  1. On an intellectual level, we know more about what makes us-us and get less inspiration from what others are doing in the WordPress ecosystem, leaving room for explorations that feel right to us. We’re constantly fine-tuning our way of crafting digital products in tune with our values and staying away from all the noise regarding acquisitions happening right and left or tactics that encourage earning “easy” money. None of them are in our sights.
  2. On an emotional level, we learned to recognize and manage how we feel more accurately than in the past. Today, feelings guide us in making decisions, not blocking us. We make room for them to manifest as they are (raw) and give our best to be gentle with ourselves and our teammates. We talk openly about what triggers some reaction and how certain behaviors impact our well being and performance.
  3. On a financial level, we stay away from cookie-cutter approaches and give our best to be pragmatic with how we earn and spend the money we make through hard work. We’ve hit rock bottom more than once and had plenty of draining, dark moments last summer, but we believe that there are not many things that can tear us apart. With the right attitude and team, everything seems bearable.

Second of all, we achieved a remarkable depth and consciousness in how we put our values at the forefront of everything we do. Every step forward we took in the past years brought new layers of responsibility.

We added more skin in the game: to our craft, to how we grow a team, to how we adapt the office to match our needs, or to how we build an online community around stories that make us better people, with no commercial interest behind it.

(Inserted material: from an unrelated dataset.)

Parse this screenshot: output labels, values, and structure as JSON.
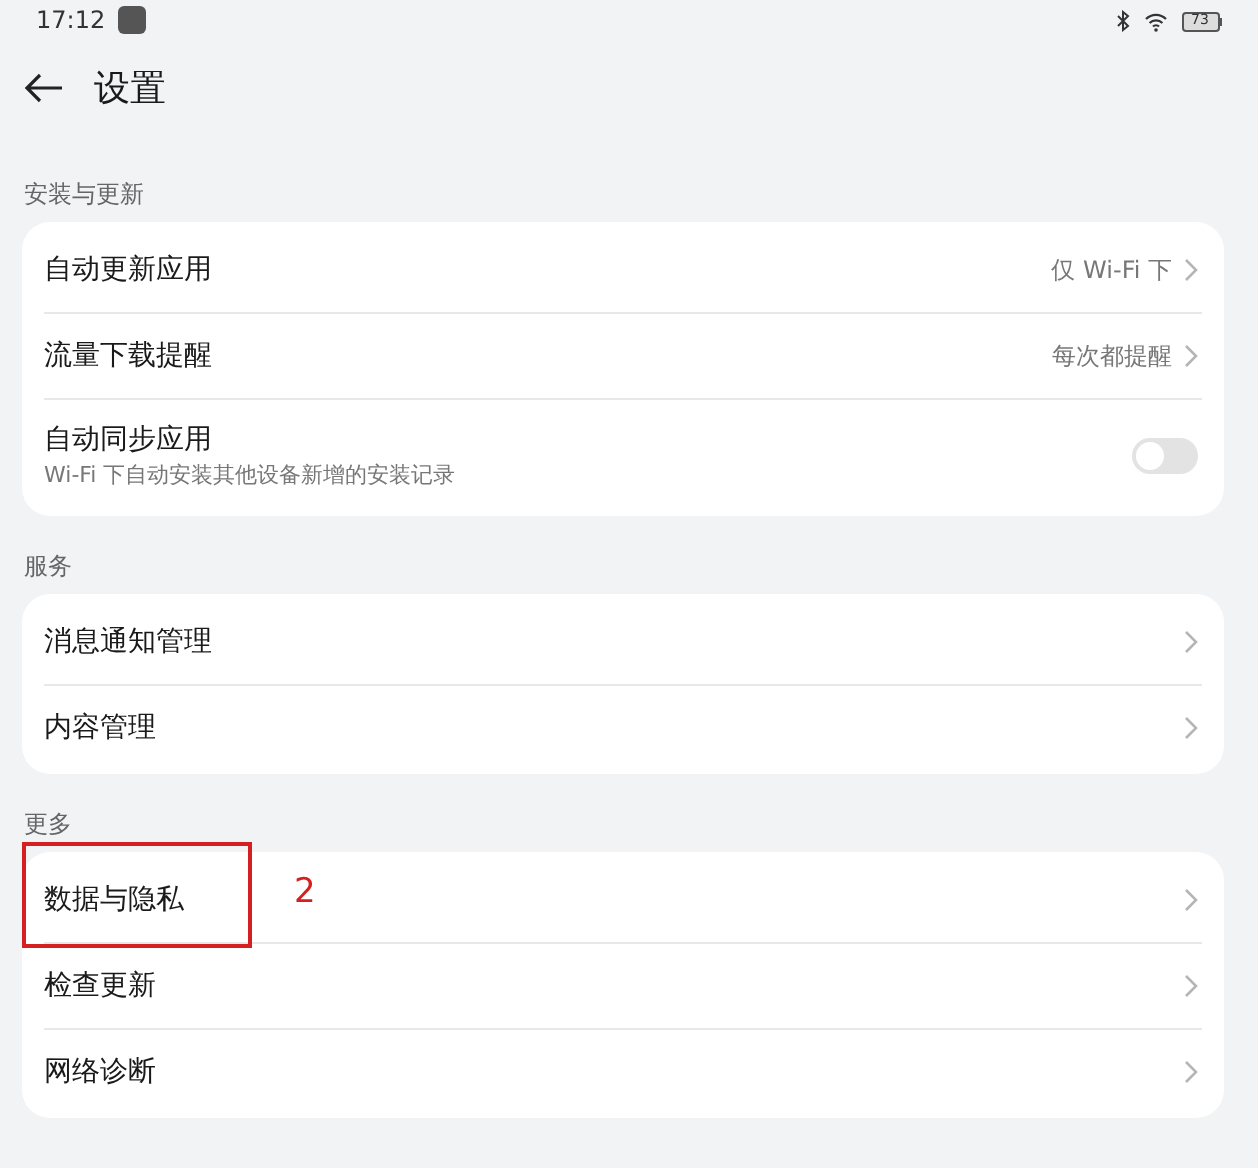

We’re still a small team, proud and grateful for that, these days more than ever. We feel the weight of carrying an entire system of complicated dynamics and relationships on just a few shoulders — that’s not debatable.

Moreover, the decisions we take today are more straightforward, but harder at the same time. On the one hand, they are smoother due to how we align everything to our culture, which in turn brings clarity and peace of mind. On the other hand, they are more challenging because the expectations are higher, and our goals got bigger, all of which come with consequences and a particular mindset if we want to keep succeeding on our terms and pace.

We’re well aware of both sides of the sword, and we give our best to handle it in safe conditions while still having fun and working on meaningful projects.

Something that never left us, and we’re appreciative of, is the rebellious attitude defining Pixelgrade from the early days. It’s a particular way of assuming risks, zigging when others are zagging, trusting our inner-why, focusing on long-term results, and avoiding shortcuts of any kind.

It’s impressive of us, as a small crew that always relied on our own capital, time, pace, and energy. Being able to assist such a large number of customers, listen carefully to their feedback and integrate the lessons learned to create and design new and better products, it’s all that we could have wished for.


In the end, maybe you wonder what’s next and how does the future look like for us. We don’t know much besides keep being our own clients (with everything it implies), but one thing is sure: we’ve always pushed the boundaries to make the digital world a better place, and we’re committed to keeping doing that.

We don’t have any magic tricks under our sleeves other than being consistent. We will continue to do honest work governed by a clear set of values and beliefs and do our best to follow our mission: to support people who want to make an impact in their communities.

We are confident we have the right team, are in the right place, at the right time with the right motivations (and frustrations) to build the products people need.

Happy birthday to us, and thank you to all who left a mark on our becoming, be it ex-teammates, families, friends, collaborators, or true believers. We would not have been here today without your contribution. Moreover, your generosity and support give us the courage to keep pursuing our dreams. Cheers! 🥂

Oana

Oana is a storyteller at Pixelgrade and community builder for creative industries. A true believer in the power of making the world a better place one story at a time.

Conversations No Comments

Avatar

Let's start a personal and a meaningful conversation.

Example: Practical philosopher, therapist and writer.